= PROVIDED RECORDS =

──────────────────────────────

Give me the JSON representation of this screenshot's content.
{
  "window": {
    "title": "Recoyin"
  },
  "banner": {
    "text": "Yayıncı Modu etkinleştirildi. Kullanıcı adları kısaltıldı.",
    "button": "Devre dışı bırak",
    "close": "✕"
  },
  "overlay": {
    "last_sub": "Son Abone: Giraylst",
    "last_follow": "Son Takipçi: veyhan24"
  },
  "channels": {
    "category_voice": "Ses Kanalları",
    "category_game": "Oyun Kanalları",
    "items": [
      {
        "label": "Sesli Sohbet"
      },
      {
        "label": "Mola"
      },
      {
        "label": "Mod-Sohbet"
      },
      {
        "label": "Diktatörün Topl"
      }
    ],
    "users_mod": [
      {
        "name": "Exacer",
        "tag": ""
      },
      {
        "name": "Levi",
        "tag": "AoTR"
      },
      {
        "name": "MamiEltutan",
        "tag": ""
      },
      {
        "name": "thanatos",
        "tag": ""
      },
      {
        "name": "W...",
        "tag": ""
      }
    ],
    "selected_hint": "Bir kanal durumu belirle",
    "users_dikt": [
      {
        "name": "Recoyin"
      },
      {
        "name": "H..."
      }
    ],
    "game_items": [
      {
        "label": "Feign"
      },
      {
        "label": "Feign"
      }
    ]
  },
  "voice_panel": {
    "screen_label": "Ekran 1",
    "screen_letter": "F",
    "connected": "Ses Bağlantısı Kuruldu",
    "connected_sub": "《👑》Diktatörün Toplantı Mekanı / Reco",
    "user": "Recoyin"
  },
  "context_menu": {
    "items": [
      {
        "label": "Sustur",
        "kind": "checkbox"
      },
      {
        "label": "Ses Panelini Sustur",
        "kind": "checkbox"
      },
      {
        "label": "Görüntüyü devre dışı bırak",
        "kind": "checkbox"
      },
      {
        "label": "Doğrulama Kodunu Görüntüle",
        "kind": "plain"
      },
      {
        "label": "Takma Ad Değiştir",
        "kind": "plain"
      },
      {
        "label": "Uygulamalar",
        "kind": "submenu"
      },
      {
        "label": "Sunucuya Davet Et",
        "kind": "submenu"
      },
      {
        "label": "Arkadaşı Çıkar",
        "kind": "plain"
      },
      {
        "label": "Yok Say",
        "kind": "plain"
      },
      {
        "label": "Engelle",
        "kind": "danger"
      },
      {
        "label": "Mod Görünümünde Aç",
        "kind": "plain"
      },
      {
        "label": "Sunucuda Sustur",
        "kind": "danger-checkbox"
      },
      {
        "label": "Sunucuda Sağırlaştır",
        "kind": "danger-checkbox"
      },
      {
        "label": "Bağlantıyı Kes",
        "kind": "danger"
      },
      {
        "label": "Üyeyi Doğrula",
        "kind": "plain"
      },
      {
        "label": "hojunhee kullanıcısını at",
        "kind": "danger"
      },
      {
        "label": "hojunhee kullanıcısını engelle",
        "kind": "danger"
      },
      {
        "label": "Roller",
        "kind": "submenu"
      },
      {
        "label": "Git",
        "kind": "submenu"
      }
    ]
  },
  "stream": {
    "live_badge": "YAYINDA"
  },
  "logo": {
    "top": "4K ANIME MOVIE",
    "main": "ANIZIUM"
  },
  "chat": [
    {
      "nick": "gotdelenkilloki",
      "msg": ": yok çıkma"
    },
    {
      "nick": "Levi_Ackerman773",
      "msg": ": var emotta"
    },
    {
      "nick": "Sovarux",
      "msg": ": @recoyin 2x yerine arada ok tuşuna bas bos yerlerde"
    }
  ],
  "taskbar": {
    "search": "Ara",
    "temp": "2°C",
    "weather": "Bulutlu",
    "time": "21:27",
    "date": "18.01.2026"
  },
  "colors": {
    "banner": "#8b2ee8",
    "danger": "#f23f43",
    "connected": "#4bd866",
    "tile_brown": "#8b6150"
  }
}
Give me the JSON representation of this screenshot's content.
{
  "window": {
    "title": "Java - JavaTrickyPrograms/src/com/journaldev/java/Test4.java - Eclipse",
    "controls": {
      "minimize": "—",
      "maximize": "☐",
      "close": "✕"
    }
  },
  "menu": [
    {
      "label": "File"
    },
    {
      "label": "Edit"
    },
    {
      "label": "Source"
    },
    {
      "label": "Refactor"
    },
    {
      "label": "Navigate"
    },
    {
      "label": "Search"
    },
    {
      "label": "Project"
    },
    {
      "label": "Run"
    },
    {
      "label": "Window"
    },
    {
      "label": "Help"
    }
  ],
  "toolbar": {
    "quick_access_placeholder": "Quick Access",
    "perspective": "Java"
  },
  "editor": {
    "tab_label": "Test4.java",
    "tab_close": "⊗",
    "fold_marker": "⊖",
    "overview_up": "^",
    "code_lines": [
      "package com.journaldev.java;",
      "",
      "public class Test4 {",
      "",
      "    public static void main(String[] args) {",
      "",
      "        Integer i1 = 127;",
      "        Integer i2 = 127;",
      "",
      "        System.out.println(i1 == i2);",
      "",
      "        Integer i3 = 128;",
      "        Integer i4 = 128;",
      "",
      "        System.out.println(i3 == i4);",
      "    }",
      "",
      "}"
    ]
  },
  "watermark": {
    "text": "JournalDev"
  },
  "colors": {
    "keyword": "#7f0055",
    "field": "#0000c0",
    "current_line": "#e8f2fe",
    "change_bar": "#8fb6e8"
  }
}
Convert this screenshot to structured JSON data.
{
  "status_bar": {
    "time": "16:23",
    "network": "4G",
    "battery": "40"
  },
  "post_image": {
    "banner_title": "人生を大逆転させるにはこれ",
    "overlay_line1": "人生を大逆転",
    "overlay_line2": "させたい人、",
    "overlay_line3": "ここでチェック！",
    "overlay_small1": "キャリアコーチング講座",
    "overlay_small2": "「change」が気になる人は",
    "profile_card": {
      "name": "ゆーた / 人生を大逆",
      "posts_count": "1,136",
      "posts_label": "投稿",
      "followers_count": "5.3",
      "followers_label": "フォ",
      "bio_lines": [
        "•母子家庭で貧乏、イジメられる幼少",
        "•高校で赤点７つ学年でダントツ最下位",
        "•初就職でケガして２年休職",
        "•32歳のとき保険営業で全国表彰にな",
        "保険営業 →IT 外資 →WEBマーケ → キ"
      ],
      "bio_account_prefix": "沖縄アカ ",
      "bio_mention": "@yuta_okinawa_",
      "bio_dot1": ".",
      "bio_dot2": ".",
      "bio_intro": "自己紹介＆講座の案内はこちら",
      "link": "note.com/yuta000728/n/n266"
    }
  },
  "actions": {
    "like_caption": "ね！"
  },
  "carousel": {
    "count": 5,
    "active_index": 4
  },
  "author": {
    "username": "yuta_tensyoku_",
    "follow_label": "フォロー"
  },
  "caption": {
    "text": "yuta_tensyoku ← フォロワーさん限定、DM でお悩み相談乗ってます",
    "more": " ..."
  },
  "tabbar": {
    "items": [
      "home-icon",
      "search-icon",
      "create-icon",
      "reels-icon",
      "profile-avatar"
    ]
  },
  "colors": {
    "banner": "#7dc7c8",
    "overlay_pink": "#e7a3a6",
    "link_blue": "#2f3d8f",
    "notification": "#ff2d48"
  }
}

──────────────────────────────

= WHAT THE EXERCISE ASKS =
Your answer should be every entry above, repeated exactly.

= SOLUTION TO THIS EXERCISE =
Give me the JSON representation of this screenshot's content.
{
  "window": {
    "title": "Recoyin"
  },
  "banner": {
    "text": "Yayıncı Modu etkinleştirildi. Kullanıcı adları kısaltıldı.",
    "button": "Devre dışı bırak",
    "close": "✕"
  },
  "overlay": {
    "last_sub": "Son Abone: Giraylst",
    "last_follow": "Son Takipçi: veyhan24"
  },
  "channels": {
    "category_voice": "Ses Kanalları",
    "category_game": "Oyun Kanalları",
    "items": [
      {
        "label": "Sesli Sohbet"
      },
      {
        "label": "Mola"
      },
      {
        "label": "Mod-Sohbet"
      },
      {
        "label": "Diktatörün Topl"
      }
    ],
    "users_mod": [
      {
        "name": "Exacer",
        "tag": ""
      },
      {
        "name": "Levi",
        "tag": "AoTR"
      },
      {
        "name": "MamiEltutan",
        "tag": ""
      },
      {
        "name": "thanatos",
        "tag": ""
      },
      {
        "name": "W...",
        "tag": ""
      }
    ],
    "selected_hint": "Bir kanal durumu belirle",
    "users_dikt": [
      {
        "name": "Recoyin"
      },
      {
        "name": "H..."
      }
    ],
    "game_items": [
      {
        "label": "Feign"
      },
      {
        "label": "Feign"
      }
    ]
  },
  "voice_panel": {
    "screen_label": "Ekran 1",
    "screen_letter": "F",
    "connected": "Ses Bağlantısı Kuruldu",
    "connected_sub": "《👑》Diktatörün Toplantı Mekanı / Reco",
    "user": "Recoyin"
  },
  "context_menu": {
    "items": [
      {
        "label": "Sustur",
        "kind": "checkbox"
      },
      {
        "label": "Ses Panelini Sustur",
        "kind": "checkbox"
      },
      {
        "label": "Görüntüyü devre dışı bırak",
        "kind": "checkbox"
      },
      {
        "label": "Doğrulama Kodunu Görüntüle",
        "kind": "plain"
      },
      {
        "label": "Takma Ad Değiştir",
        "kind": "plain"
      },
      {
        "label": "Uygulamalar",
        "kind": "submenu"
      },
      {
        "label": "Sunucuya Davet Et",
        "kind": "submenu"
      },
      {
        "label": "Arkadaşı Çıkar",
        "kind": "plain"
      },
      {
        "label": "Yok Say",
        "kind": "plain"
      },
      {
        "label": "Engelle",
        "kind": "danger"
      },
      {
        "label": "Mod Görünümünde Aç",
        "kind": "plain"
      },
      {
        "label": "Sunucuda Sustur",
        "kind": "danger-checkbox"
      },
      {
        "label": "Sunucuda Sağırlaştır",
        "kind": "danger-checkbox"
      },
      {
        "label": "Bağlantıyı Kes",
        "kind": "danger"
      },
      {
        "label": "Üyeyi Doğrula",
        "kind": "plain"
      },
      {
        "label": "hojunhee kullanıcısını at",
        "kind": "danger"
      },
      {
        "label": "hojunhee kullanıcısını engelle",
        "kind": "danger"
      },
      {
        "label": "Roller",
        "kind": "submenu"
      },
      {
        "label": "Git",
        "kind": "submenu"
      }
    ]
  },
  "stream": {
    "live_badge": "YAYINDA"
  },
  "logo": {
    "top": "4K ANIME MOVIE",
    "main": "ANIZIUM"
  },
  "chat": [
    {
      "nick": "gotdelenkilloki",
      "msg": ": yok çıkma"
    },
    {
      "nick": "Levi_Ackerman773",
      "msg": ": var emotta"
    },
    {
      "nick": "Sovarux",
      "msg": ": @recoyin 2x yerine arada ok tuşuna bas bos yerlerde"
    }
  ],
  "taskbar": {
    "search": "Ara",
    "temp": "2°C",
    "weather": "Bulutlu",
    "time": "21:27",
    "date": "18.01.2026"
  },
  "colors": {
    "banner": "#8b2ee8",
    "danger": "#f23f43",
    "connected": "#4bd866",
    "tile_brown": "#8b6150"
  }
}
Give me the JSON representation of this screenshot's content.
{
  "window": {
    "title": "Java - JavaTrickyPrograms/src/com/journaldev/java/Test4.java - Eclipse",
    "controls": {
      "minimize": "—",
      "maximize": "☐",
      "close": "✕"
    }
  },
  "menu": [
    {
      "label": "File"
    },
    {
      "label": "Edit"
    },
    {
      "label": "Source"
    },
    {
      "label": "Refactor"
    },
    {
      "label": "Navigate"
    },
    {
      "label": "Search"
    },
    {
      "label": "Project"
    },
    {
      "label": "Run"
    },
    {
      "label": "Window"
    },
    {
      "label": "Help"
    }
  ],
  "toolbar": {
    "quick_access_placeholder": "Quick Access",
    "perspective": "Java"
  },
  "editor": {
    "tab_label": "Test4.java",
    "tab_close": "⊗",
    "fold_marker": "⊖",
    "overview_up": "^",
    "code_lines": [
      "package com.journaldev.java;",
      "",
      "public class Test4 {",
      "",
      "    public static void main(String[] args) {",
      "",
      "        Integer i1 = 127;",
      "        Integer i2 = 127;",
      "",
      "        System.out.println(i1 == i2);",
      "",
      "        Integer i3 = 128;",
      "        Integer i4 = 128;",
      "",
      "        System.out.println(i3 == i4);",
      "    }",
      "",
      "}"
    ]
  },
  "watermark": {
    "text": "JournalDev"
  },
  "colors": {
    "keyword": "#7f0055",
    "field": "#0000c0",
    "current_line": "#e8f2fe",
    "change_bar": "#8fb6e8"
  }
}
Convert this screenshot to structured JSON data.
{
  "status_bar": {
    "time": "16:23",
    "network": "4G",
    "battery": "40"
  },
  "post_image": {
    "banner_title": "人生を大逆転させるにはこれ",
    "overlay_line1": "人生を大逆転",
    "overlay_line2": "させたい人、",
    "overlay_line3": "ここでチェック！",
    "overlay_small1": "キャリアコーチング講座",
    "overlay_small2": "「change」が気になる人は",
    "profile_card": {
      "name": "ゆーた / 人生を大逆",
      "posts_count": "1,136",
      "posts_label": "投稿",
      "followers_count": "5.3",
      "followers_label": "フォ",
      "bio_lines": [
        "•母子家庭で貧乏、イジメられる幼少",
        "•高校で赤点７つ学年でダントツ最下位",
        "•初就職でケガして２年休職",
        "•32歳のとき保険営業で全国表彰にな",
        "保険営業 →IT 外資 →WEBマーケ → キ"
      ],
      "bio_account_prefix": "沖縄アカ ",
      "bio_mention": "@yuta_okinawa_",
      "bio_dot1": ".",
      "bio_dot2": ".",
      "bio_intro": "自己紹介＆講座の案内はこちら",
      "link": "note.com/yuta000728/n/n266"
    }
  },
  "actions": {
    "like_caption": "ね！"
  },
  "carousel": {
    "count": 5,
    "active_index": 4
  },
  "author": {
    "username": "yuta_tensyoku_",
    "follow_label": "フォロー"
  },
  "caption": {
    "text": "yuta_tensyoku ← フォロワーさん限定、DM でお悩み相談乗ってます",
    "more": " ..."
  },
  "tabbar": {
    "items": [
      "home-icon",
      "search-icon",
      "create-icon",
      "reels-icon",
      "profile-avatar"
    ]
  },
  "colors": {
    "banner": "#7dc7c8",
    "overlay_pink": "#e7a3a6",
    "link_blue": "#2f3d8f",
    "notification": "#ff2d48"
  }
}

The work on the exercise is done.